Mom Who Produced Too Much Breast Milk Donates 2,000 Ounces To Help Strangers
PA Real Life/Liora Arianna Photography

A mum whose over-production of breast milk meant she gave almost 63 quarts away ironically struggled to pump enough to feed her first son, and only started donating after her newborn developed allergies.

Mum-of-two Kristi Corcoran, 28, a clinical trial supply specialist, has given a staggering 2,000 oz (62.5 quartz) of breast milk away to mums who cannot produce enough since her second son, Henry, now 16 months, was born in April 2018.

When her eldest, Charlie, three, was born, Kristi—whose husband Matt, 36, renovates houses—found it hard to pump enough, but when Henry arrived she over-produced, only for him to be allergic to cows' milk protein, forcing her to freeze what she had and ditch dairy products in her own diet before he could drink her breast milk.

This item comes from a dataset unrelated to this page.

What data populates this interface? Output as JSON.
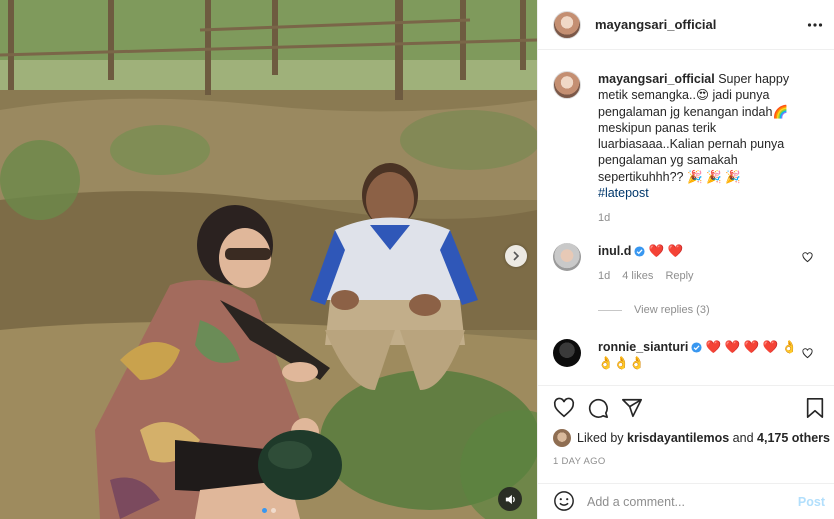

Henry surrounded by pumped milkPA Real Life/Collect

Kirsti, of Philadelphia, Pennsylvania said:

“Most people don't know this, but breast milk is made in the blood. This means some food you eat, especially dairy, can find its way into your breast milk."

“Henry started showing blood in his stools which eventually led to his allergy diagnosis, so I stopped eating dairy and carried on breastfeeding. But it meant I couldn't use the supply I already had in the freezer."

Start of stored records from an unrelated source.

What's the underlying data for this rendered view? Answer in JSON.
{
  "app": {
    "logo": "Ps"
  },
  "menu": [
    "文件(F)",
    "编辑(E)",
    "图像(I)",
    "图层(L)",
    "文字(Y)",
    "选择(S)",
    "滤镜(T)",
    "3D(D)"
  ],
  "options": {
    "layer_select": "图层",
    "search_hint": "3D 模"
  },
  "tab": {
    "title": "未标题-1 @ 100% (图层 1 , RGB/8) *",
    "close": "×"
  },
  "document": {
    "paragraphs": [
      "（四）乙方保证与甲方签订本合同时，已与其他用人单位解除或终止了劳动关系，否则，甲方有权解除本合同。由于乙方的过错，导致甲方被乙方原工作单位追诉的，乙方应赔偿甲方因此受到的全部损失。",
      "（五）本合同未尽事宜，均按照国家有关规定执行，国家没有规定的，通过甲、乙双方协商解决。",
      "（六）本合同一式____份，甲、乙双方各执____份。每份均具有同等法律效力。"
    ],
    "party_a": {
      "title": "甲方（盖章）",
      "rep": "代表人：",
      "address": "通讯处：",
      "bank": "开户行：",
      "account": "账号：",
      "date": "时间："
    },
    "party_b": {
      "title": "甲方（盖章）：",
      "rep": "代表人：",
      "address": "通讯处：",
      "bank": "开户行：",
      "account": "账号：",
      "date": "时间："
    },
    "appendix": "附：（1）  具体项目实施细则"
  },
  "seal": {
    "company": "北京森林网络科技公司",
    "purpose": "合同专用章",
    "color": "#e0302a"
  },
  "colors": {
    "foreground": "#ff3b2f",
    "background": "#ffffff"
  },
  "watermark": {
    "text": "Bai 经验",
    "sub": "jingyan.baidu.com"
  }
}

"I didn't know what to do with it, and it was the lactation consultant who first suggested I donate the excess milk. Like most people, I didn't know that was even a thing."

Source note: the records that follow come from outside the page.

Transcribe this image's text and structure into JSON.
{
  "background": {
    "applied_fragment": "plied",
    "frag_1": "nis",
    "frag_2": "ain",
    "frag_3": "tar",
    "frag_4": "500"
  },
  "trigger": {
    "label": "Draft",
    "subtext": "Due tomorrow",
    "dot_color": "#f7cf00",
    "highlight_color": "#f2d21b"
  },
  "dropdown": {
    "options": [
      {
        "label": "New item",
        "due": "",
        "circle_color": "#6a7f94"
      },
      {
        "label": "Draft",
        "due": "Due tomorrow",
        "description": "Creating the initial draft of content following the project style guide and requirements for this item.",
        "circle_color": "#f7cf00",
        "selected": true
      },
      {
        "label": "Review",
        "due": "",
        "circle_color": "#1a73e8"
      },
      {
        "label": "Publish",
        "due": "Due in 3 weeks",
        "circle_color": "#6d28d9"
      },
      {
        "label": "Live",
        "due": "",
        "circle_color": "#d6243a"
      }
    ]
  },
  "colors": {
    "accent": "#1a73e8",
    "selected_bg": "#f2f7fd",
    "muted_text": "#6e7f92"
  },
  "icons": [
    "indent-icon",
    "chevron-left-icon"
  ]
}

Kristi and her familyPA Real Life/Collect

Since discovering organizations like Human Milk for Human Babies and Eats on Feets, both of which actively encourage new mums who may be struggling themselves to accept donated breast milk, Kirsti has felt very proud of being able to donate.

She continued:

“We have a 'Breast is Best' campaign here in the States, but people are still funny around anything to do with breastfeeding, including donating or accepting donated milk. It's like it's a taboo subject, but really, the more people hear and learn about donating breast milk, the more normalized it will be."

One of Kristi's most satisfying experiences of donation was when she helped the new parents of an adopted baby who wanted the child to have breast milk, not formula, but the adoptive mother, having not been pregnant, could not lactate.

Kirsti on a hike with her milk pumperPA Real Life/Collect

“It felt so good being able to help another mum and another baby out in this way."

“I stopped pumping a month ago, so have donated the last of my milk now though, which feels bittersweet."

“I don't miss pumping, but I do miss that feeling of doing something good and giving away something so precious you can't just go and buy it."

Now Kristi is such an advocate of donated breast milk that she tries hard to raise awareness of its benefits and of how the schemes work, as well as trying to shatter taboos around discussing it.

She continued:

“People think you have to donate large quantities, but that's not true."

“When we were on vacation recently, I was pumping far less milk than usual, but still more than I needed for Henry."

HenryPA Real Life/Magnolia Valley Photography/Olga Kuntz

Kristi continued:

“I had between 50 and 100 oz to give away, and there were lots of people who wanted that small amount to top up their own supply."

“The mum who eventually took it said it was just enough to make her feel she could now go back to work without worrying that she would not have enough breast milk for her baby."

Also, pumping milk is very different to delivering it via the breast, according to Kristi.

Kirsti feeding HenryPA Real Life/Liora Arianna Photography

“Breastfeeding is all about supply and demand. You make as much milk as the baby wants to drink."

“But when you pump, you may be making a whole lot more—or less.

“It also depends on finding the pumping technique that works best for you."

“With my first child, I just slapped the pump on. But, actually, there are lots of different techniques and with practice you will find the one that works best for you."

Kristi when pregnant with HenryPA Real Life/Magnolia Valley Photography/Olga Kuntz

Kristi concluded:

“Having children is expensive and we're not planning to have any more."

“It we do, though, I will definitely donate my breast milk and I would encourage other new mums to join me."

Follow Kristi on Instagram at @straightfromthetap_milklady